Going line by line through the records below, count those with the word "abline" and give only the count.

*** DATA FOR THIS EXERCISE

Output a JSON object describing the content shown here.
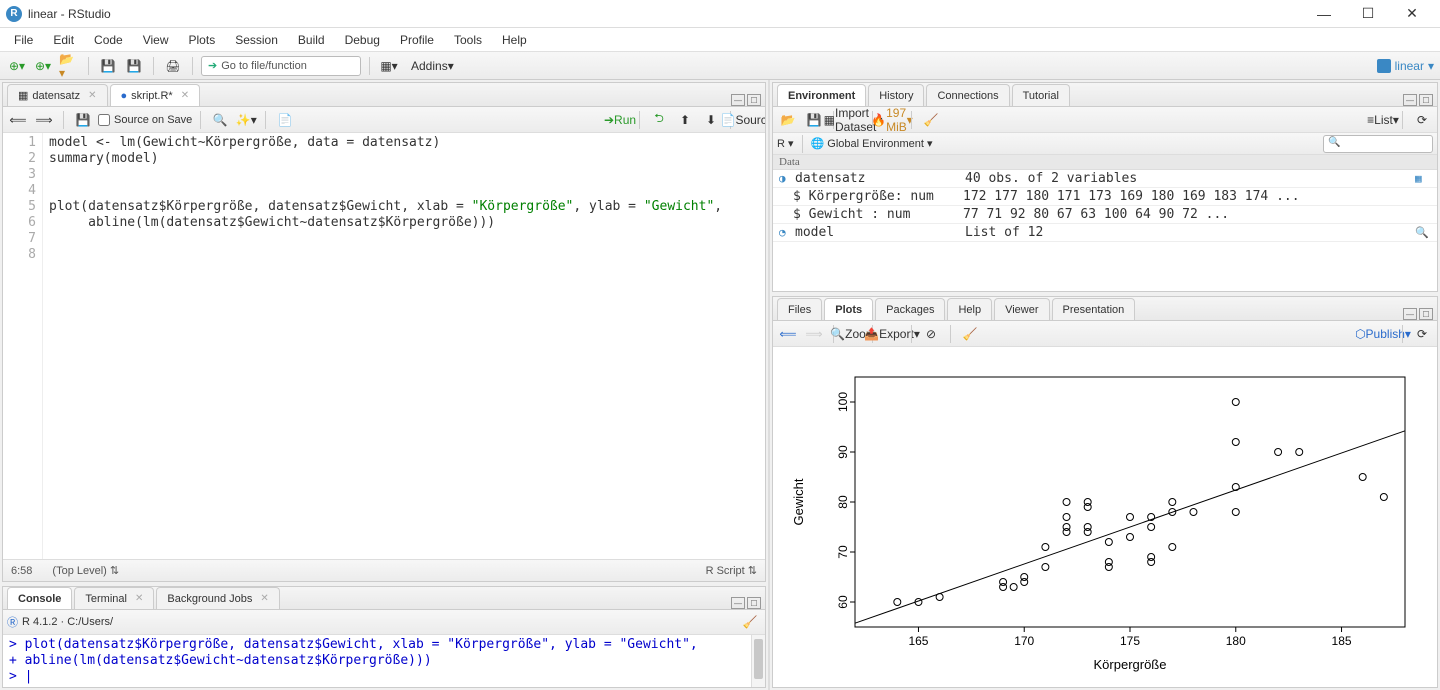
{
  "window": {
    "title": "linear - RStudio",
    "project_name": "linear"
  },
  "menu": [
    "File",
    "Edit",
    "Code",
    "View",
    "Plots",
    "Session",
    "Build",
    "Debug",
    "Profile",
    "Tools",
    "Help"
  ],
  "main_toolbar": {
    "goto_placeholder": "Go to file/function",
    "addins_label": "Addins"
  },
  "source": {
    "tabs": [
      {
        "label": "datensatz",
        "active": false
      },
      {
        "label": "skript.R*",
        "active": true
      }
    ],
    "toolbar": {
      "source_on_save": "Source on Save",
      "run": "Run",
      "source_btn": "Source"
    },
    "code_lines": [
      "model <- lm(Gewicht~Körpergröße, data = datensatz)",
      "summary(model)",
      "",
      "",
      "plot(datensatz$Körpergröße, datensatz$Gewicht, xlab = \"Körpergröße\", ylab = \"Gewicht\",",
      "     abline(lm(datensatz$Gewicht~datensatz$Körpergröße)))",
      "",
      ""
    ],
    "status": {
      "cursor": "6:58",
      "scope": "(Top Level)",
      "lang": "R Script"
    }
  },
  "console": {
    "tabs": [
      "Console",
      "Terminal",
      "Background Jobs"
    ],
    "version_path": "R 4.1.2 · C:/Users/",
    "lines": [
      "> plot(datensatz$Körpergröße, datensatz$Gewicht, xlab = \"Körpergröße\", ylab = \"Gewicht\",",
      "+      abline(lm(datensatz$Gewicht~datensatz$Körpergröße)))",
      "> |"
    ]
  },
  "env": {
    "tabs": [
      "Environment",
      "History",
      "Connections",
      "Tutorial"
    ],
    "toolbar": {
      "import": "Import Dataset",
      "memory": "197 MiB",
      "list": "List"
    },
    "scope": {
      "lang": "R",
      "env": "Global Environment"
    },
    "section": "Data",
    "rows": [
      {
        "name": "datensatz",
        "value": "40 obs. of 2 variables",
        "expandable": true,
        "icon": "table"
      },
      {
        "name": "  $ Körpergröße: num",
        "value": "172 177 180 171 173 169 180 169 183 174 ...",
        "sub": true
      },
      {
        "name": "  $ Gewicht    : num",
        "value": "77 71 92 80 67 63 100 64 90 72 ...",
        "sub": true
      },
      {
        "name": "model",
        "value": "List of 12",
        "icon": "list",
        "inspect": true
      }
    ]
  },
  "plots": {
    "tabs": [
      "Files",
      "Plots",
      "Packages",
      "Help",
      "Viewer",
      "Presentation"
    ],
    "toolbar": {
      "zoom": "Zoom",
      "export": "Export",
      "publish": "Publish"
    }
  },
  "chart_data": {
    "type": "scatter",
    "xlabel": "Körpergröße",
    "ylabel": "Gewicht",
    "xlim": [
      162,
      188
    ],
    "ylim": [
      55,
      105
    ],
    "xticks": [
      165,
      170,
      175,
      180,
      185
    ],
    "yticks": [
      60,
      70,
      80,
      90,
      100
    ],
    "points": [
      [
        164,
        60
      ],
      [
        165,
        60
      ],
      [
        166,
        61
      ],
      [
        169,
        63
      ],
      [
        169,
        64
      ],
      [
        169.5,
        63
      ],
      [
        170,
        64
      ],
      [
        170,
        65
      ],
      [
        171,
        67
      ],
      [
        171,
        71
      ],
      [
        172,
        74
      ],
      [
        172,
        75
      ],
      [
        172,
        77
      ],
      [
        172,
        80
      ],
      [
        173,
        74
      ],
      [
        173,
        75
      ],
      [
        173,
        79
      ],
      [
        173,
        80
      ],
      [
        174,
        67
      ],
      [
        174,
        68
      ],
      [
        174,
        72
      ],
      [
        175,
        73
      ],
      [
        175,
        77
      ],
      [
        176,
        68
      ],
      [
        176,
        69
      ],
      [
        176,
        75
      ],
      [
        176,
        77
      ],
      [
        177,
        71
      ],
      [
        177,
        78
      ],
      [
        177,
        80
      ],
      [
        178,
        78
      ],
      [
        180,
        78
      ],
      [
        180,
        83
      ],
      [
        180,
        92
      ],
      [
        180,
        100
      ],
      [
        182,
        90
      ],
      [
        183,
        90
      ],
      [
        186,
        85
      ],
      [
        187,
        81
      ]
    ],
    "abline": {
      "slope": 1.48,
      "intercept": -184
    }
  }
}
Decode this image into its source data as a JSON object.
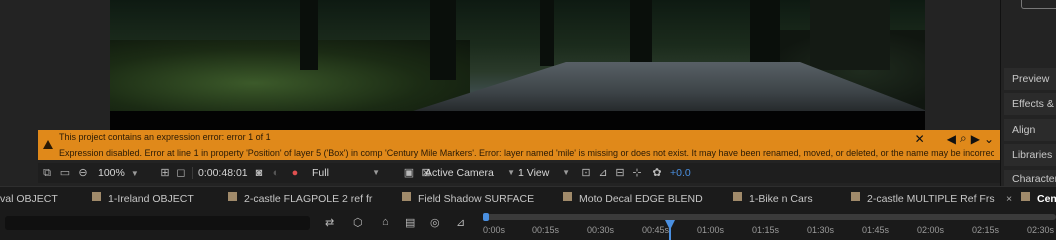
{
  "viewer": {
    "error": {
      "line1": "This project contains an expression error: error 1 of 1",
      "line2": "Expression disabled. Error at line 1 in property 'Position' of layer 5 ('Box') in comp 'Century Mile Markers'.   Error: layer named 'mile' is missing or does not exist. It may have been renamed, moved, or deleted, or the name may be incorrect."
    },
    "toolbar": {
      "zoom": "100%",
      "timecode": "0:00:48:01",
      "resolution": "Full",
      "camera": "Active Camera",
      "views": "1 View",
      "exposure": "+0.0"
    }
  },
  "right_panel": {
    "items": [
      "Preview",
      "Effects & Presets",
      "Align",
      "Libraries",
      "Character"
    ]
  },
  "timeline": {
    "tabs": [
      "val OBJECT",
      "1-Ireland OBJECT",
      "2-castle FLAGPOLE 2 ref fr",
      "Field Shadow SURFACE",
      "Moto Decal EDGE BLEND",
      "1-Bike n Cars",
      "2-castle MULTIPLE Ref Frs",
      "Cen"
    ],
    "close_glyph": "×",
    "ruler": [
      "0:00s",
      "00:15s",
      "00:30s",
      "00:45s",
      "01:00s",
      "01:15s",
      "01:30s",
      "01:45s",
      "02:00s",
      "02:15s",
      "02:30s"
    ]
  },
  "colors": {
    "error_banner": "#e0891a",
    "accent_blue": "#4a8fe0"
  }
}
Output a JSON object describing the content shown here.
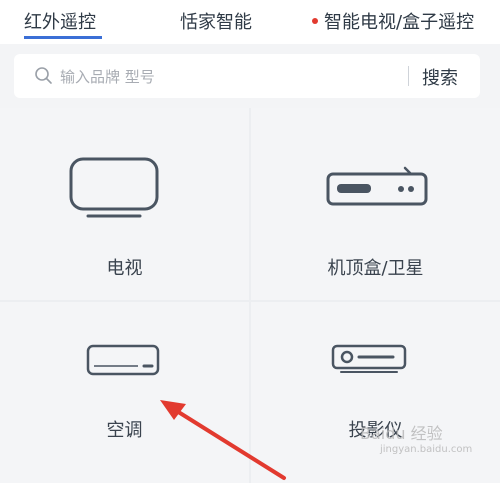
{
  "tabs": [
    {
      "label": "红外遥控",
      "active": true
    },
    {
      "label": "恬家智能",
      "active": false
    },
    {
      "label": "智能电视/盒子遥控",
      "active": false,
      "has_dot": true
    }
  ],
  "search": {
    "placeholder": "输入品牌 型号",
    "button_label": "搜索"
  },
  "devices": [
    {
      "label": "电视",
      "icon": "tv-icon"
    },
    {
      "label": "机顶盒/卫星",
      "icon": "set-top-box-icon"
    },
    {
      "label": "空调",
      "icon": "air-conditioner-icon"
    },
    {
      "label": "投影仪",
      "icon": "projector-icon"
    }
  ],
  "watermark": {
    "text": "Baidu 经验",
    "subtext": "jingyan.baidu.com"
  },
  "colors": {
    "accent": "#3b6fd6",
    "dot": "#e23a2f",
    "icon_stroke": "#4a5562",
    "arrow": "#e23a2f"
  }
}
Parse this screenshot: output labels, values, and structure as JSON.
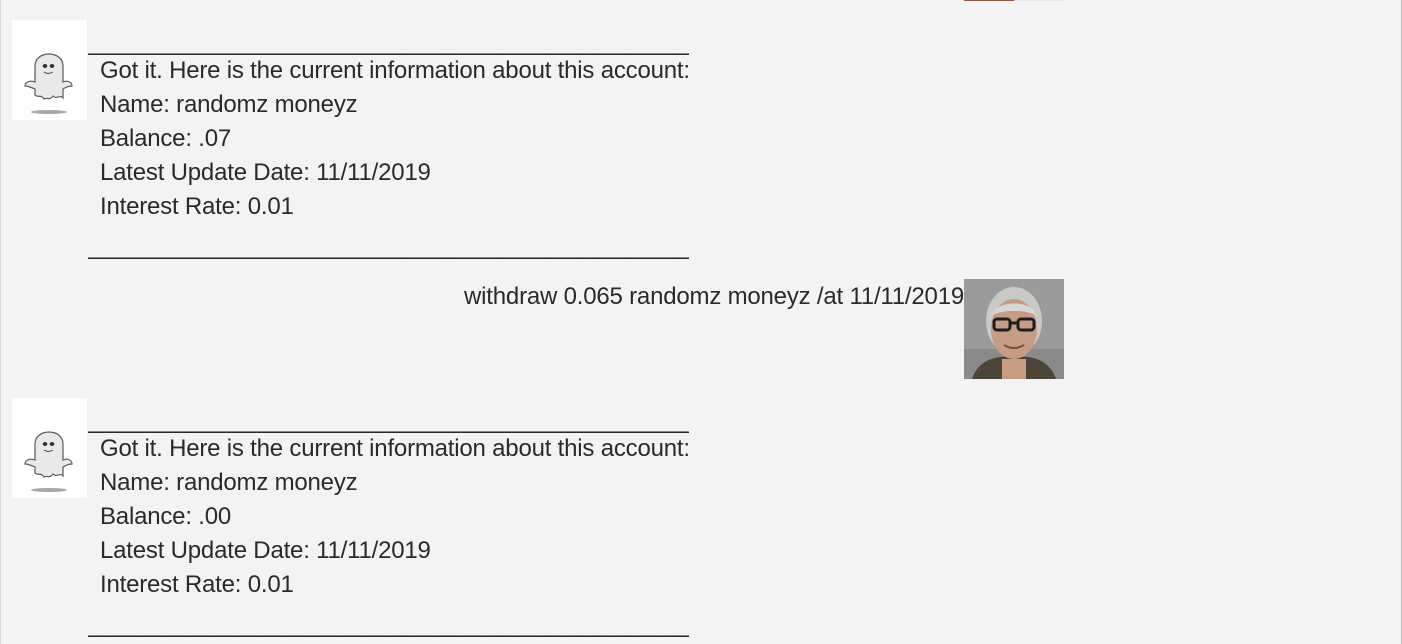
{
  "conversation": {
    "bot_divider": "___________________________________________________",
    "messages": [
      {
        "sender": "bot",
        "icon": "ghost-icon",
        "lines": [
          "Got it. Here is the current information about this account:",
          "Name: randomz moneyz",
          "Balance: .07",
          "Latest Update Date: 11/11/2019",
          "Interest Rate: 0.01"
        ]
      },
      {
        "sender": "user",
        "icon": "user-avatar",
        "text": "withdraw 0.065 randomz moneyz /at 11/11/2019"
      },
      {
        "sender": "bot",
        "icon": "ghost-icon",
        "lines": [
          "Got it. Here is the current information about this account:",
          "Name: randomz moneyz",
          "Balance: .00",
          "Latest Update Date: 11/11/2019",
          "Interest Rate: 0.01"
        ]
      }
    ]
  }
}
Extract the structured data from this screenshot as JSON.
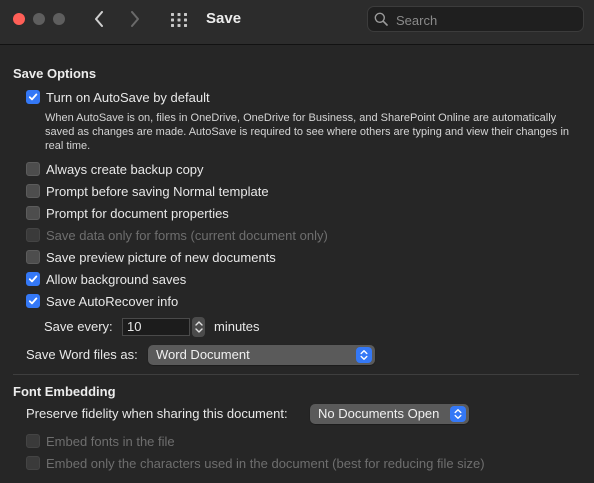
{
  "window": {
    "title": "Save",
    "search_placeholder": "Search"
  },
  "save_options": {
    "heading": "Save Options",
    "autosave": {
      "label": "Turn on AutoSave by default",
      "checked": true,
      "description": "When AutoSave is on, files in OneDrive, OneDrive for Business, and SharePoint Online are automatically saved as changes are made. AutoSave is required to see where others are typing and view their changes in real time."
    },
    "options": [
      {
        "label": "Always create backup copy",
        "checked": false,
        "enabled": true
      },
      {
        "label": "Prompt before saving Normal template",
        "checked": false,
        "enabled": true
      },
      {
        "label": "Prompt for document properties",
        "checked": false,
        "enabled": true
      },
      {
        "label": "Save data only for forms (current document only)",
        "checked": false,
        "enabled": false
      },
      {
        "label": "Save preview picture of new documents",
        "checked": false,
        "enabled": true
      },
      {
        "label": "Allow background saves",
        "checked": true,
        "enabled": true
      },
      {
        "label": "Save AutoRecover info",
        "checked": true,
        "enabled": true
      }
    ],
    "save_every": {
      "label": "Save every:",
      "value": "10",
      "unit": "minutes"
    },
    "file_format": {
      "label": "Save Word files as:",
      "selected": "Word Document"
    }
  },
  "font_embedding": {
    "heading": "Font Embedding",
    "fidelity": {
      "label": "Preserve fidelity when sharing this document:",
      "selected": "No Documents Open"
    },
    "options": [
      {
        "label": "Embed fonts in the file",
        "checked": false,
        "enabled": false
      },
      {
        "label": "Embed only the characters used in the document (best for reducing file size)",
        "checked": false,
        "enabled": false
      }
    ]
  },
  "colors": {
    "accent": "#3478f6",
    "close": "#ff5f57",
    "background": "#262626"
  }
}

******

## RESULT OF THIS TASK
3